Mother Hale, Child Care Leader, Dies At 87
NEW YORK (AP) _ Clara Hale, whose work to save drug-addicted babies and their parents brought her national recognition and the name ″Mother Hale,″ has died at 87.
Mrs. Hale died Friday at Mt. Sinai Hospital of complications from a stroke, said John Winkleman, a spokesman for Hale House.
Mrs. Hale’s work with hundreds of infants at Hale House won praise from across the country, from Harlem to the White House.
In 1969, she was 64 and ready to retire when she began the career that made her a symbol of nurturing and child care. With no formal training, Mrs. Hale’s treatment was simple: hands-on caring and love.
″It wasn’t their fault they were born addicted,″ she said. ″Love them. Help one another, love one another.″
It worked. More than 1,000 babies born to drug-addicted mothers benefited from her maternal love. President Reagan called her ″an American hero″ in his 1985 State of the Union speech.
The birth of Hale House was an accident. Mrs. Hale’s daughter, Lorraine, was driving on street in Harlem when she saw a woman seated on a crate with a baby in her lap. The woman was nodding in a drugged trance and in danger of dropping the child.
″In a great act of impetuousness, I got out of the car,″ Lorraine Hale recalled. ″I lectured her and told her to take the baby to my mother.″

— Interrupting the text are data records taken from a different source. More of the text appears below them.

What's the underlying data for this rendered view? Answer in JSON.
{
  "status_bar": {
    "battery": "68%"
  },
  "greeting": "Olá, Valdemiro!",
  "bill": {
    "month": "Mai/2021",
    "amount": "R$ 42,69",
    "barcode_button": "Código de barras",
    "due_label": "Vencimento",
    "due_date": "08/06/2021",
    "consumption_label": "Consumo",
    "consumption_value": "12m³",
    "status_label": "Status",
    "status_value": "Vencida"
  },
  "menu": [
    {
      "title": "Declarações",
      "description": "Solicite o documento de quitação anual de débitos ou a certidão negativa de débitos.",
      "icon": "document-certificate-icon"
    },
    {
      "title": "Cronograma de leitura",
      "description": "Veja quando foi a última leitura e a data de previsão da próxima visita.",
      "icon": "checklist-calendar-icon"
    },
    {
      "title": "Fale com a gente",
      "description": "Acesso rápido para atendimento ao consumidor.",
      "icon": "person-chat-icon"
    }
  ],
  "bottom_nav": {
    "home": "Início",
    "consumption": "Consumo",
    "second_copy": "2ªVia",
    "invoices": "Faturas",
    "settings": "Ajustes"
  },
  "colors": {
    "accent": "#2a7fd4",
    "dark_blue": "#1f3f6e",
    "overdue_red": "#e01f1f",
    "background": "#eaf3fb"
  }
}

The next day Mrs. Hale called her daughter and said, ″There’s a junkie at my door and she says you sent her.″
Mrs. Hale nursed the child through withdrawal and told the mother there was no charge for the care.
Word spread quickly, and within six months Mrs. Hale was caring for 22 drug-addicted babies. City officials tried to shut down her impromptu operation, so she asked for help.
With a federal grant, a vacant five-story brownstone was renovated and opened as Hale House. About 90 percent of the children treated there were reunited with their families after the babies recovered and the parents underwent treatment.
Lorraine Hale went on to get her doctorate in child development and is now Hale House’s president.
Clara McBride was born in Elizabeth City, N.C., on April 1, 1905. She was orphaned at 16.
Two years out of high school she married Thomas Hale and had two children. The family moved to New York City; he began a floor-waxing business, she did domestic work.
Widowed at 27, Mrs. Hale started taking care of children for $2 a week. She became a licensed foster parent in 1940 and estimated she raised about 40 children, including one she adopted.
″I love children and I love caring for them,″ she once explained.
Hale House continues to serve children referred from private agencies or word of mouth.
In addition to her daughter, she is survived by two sons, Nathan and Kenneth.